In his article “Islamic State murder of Jordanian pilot: can you talk to a death cult?” The Telegraph, 7 Feb 2015 (http://bit.ly/1Gi4lE4), David Martin Jones and M.L.R. Jones raise an interesting discussion relating to the ‘death cult’ label which appears to have been unanimously accepted by commentators as an appropriate label for ISIL. The authors raise caution about the fact that terms of engagement invited by those opposing the ‘death cult’ appear to veer in two directions, neither of which is an approach based on a realistic assessment of the essence of ISIL.
On one hand, the group’s actions are written off as so increasingly barbarous and extreme that it will necessarily implode under its own instability. The authors paraphrase this view by quoting the reaction of New York Times writer Roger Boyes to the broadcasted January 2015 immolation of Jordinian pilot Moaz Kasaesbeh, declaring ISIL has “over reached itself” with this action. This view contains a judgement that the group should be given no quarter to be perceived as legitimate or enduring.
On the other hand, the authors say that the clout garnered by ISIL’s strengthening presence demands a grudging acceptance by world powers to accept the group as a bona fide political entity, an admission which justifies negotiations through the proper political channels. The authors invoke comments made by the British political advisor Jonathan Powell to exemplify this stance, who recommended that the proper course of action to deal with ISIL is to “treat them as statesmen”, because “governments proclaim they never negotiate with evil, yet they always have and will.”
As mentioned above, the authors deem both approaches inappropriate, as neither sufficiently take into account what is termed the ‘postmodern appeal’ of the ‘apocalyptic millenarian caliphism’ practiced by ISIL. To understand the motivations of the group, the authors suggest looking to the 2004 train bombings in Madrid, Spain. This was an embryonic moment for the current shape of radical islam which was captured in the self-appointed slogan ‘you love life, we love death.’ The authors contend that the apparent attitude of desensitization to violence communicated through this slogan and the subsequent media broadcasts from the ranks of ISIL is a misguided perception. To understand the ‘death cult’ is to necessarily realize that the act of death-dealing is instead sacralized, with more transgressive acts being equated to a stronger perception of being sacral.

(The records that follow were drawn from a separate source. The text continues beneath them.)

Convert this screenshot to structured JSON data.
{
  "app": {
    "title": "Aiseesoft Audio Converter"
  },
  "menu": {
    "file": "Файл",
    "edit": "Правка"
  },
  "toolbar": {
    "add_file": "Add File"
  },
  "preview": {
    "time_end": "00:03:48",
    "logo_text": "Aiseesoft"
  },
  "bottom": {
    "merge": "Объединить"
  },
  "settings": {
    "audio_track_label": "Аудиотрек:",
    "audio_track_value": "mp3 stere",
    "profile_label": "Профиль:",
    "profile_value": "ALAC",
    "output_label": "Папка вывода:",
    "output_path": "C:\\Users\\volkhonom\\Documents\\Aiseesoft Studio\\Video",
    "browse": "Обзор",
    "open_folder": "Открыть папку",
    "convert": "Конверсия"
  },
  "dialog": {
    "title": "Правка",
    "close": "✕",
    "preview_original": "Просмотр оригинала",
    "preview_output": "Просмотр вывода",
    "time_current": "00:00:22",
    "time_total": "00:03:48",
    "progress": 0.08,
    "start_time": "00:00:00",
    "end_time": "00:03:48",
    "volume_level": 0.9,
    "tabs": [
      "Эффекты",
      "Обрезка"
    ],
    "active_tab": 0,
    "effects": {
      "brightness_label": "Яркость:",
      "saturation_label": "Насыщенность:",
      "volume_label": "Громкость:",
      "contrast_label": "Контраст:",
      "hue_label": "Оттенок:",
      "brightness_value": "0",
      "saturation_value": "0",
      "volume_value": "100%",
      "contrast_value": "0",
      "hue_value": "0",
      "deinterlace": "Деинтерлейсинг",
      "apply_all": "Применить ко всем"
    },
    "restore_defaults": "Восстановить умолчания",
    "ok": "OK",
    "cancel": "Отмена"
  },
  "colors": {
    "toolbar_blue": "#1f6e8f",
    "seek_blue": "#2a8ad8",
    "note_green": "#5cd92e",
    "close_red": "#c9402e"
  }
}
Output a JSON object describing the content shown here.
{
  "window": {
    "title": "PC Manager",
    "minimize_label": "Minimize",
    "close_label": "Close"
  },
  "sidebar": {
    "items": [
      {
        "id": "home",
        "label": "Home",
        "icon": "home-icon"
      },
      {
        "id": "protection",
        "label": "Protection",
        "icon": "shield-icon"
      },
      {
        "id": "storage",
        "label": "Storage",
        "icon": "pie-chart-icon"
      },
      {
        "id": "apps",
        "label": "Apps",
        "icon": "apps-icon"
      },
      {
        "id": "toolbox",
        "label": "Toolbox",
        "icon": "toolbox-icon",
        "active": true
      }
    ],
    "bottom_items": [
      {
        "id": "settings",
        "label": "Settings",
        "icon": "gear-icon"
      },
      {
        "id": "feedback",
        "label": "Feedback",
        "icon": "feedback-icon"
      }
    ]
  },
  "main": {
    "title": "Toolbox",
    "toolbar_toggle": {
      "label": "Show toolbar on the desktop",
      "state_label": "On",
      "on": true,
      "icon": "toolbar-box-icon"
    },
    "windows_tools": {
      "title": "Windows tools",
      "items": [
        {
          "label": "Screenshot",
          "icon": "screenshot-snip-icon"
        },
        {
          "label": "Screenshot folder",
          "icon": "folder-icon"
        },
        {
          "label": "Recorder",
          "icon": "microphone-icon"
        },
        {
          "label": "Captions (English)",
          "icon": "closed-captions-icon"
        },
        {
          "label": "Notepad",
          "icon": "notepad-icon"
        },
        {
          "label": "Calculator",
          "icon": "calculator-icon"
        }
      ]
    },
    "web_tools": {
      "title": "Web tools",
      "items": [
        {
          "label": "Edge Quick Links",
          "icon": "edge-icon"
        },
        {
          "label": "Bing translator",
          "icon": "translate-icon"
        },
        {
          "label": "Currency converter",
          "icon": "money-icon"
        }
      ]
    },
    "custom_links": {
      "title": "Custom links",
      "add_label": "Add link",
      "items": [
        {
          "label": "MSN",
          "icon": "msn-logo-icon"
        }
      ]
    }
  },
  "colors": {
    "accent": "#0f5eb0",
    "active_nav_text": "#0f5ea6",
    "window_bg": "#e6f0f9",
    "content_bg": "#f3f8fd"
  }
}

This explanatory religious element to the particular makeup of ISIL’s ‘death cult’ label is coherent. The western world, argues the authors, experiences cognitive dissonance when trying to comprehend something which goes against its general cultural narrative of life affirmation. The reactions, whether they gesture towards dismissal or diplomatic fantasy, speak for themselves. In reality, ISIL is the product of third-generation ‘thoughtful jihadists’ who developed the centralized concept of 9/11 era al-Qaeda into their own direction of equally nihilistic but far more amorphous violence. This religious explanation is uncomfortable, but becomes useful when the western knee-jerk moral condemnation of ISIL can be suspended long enough to consider a conceptual space in which adherence to explicity anti-western religious values is a true possibility.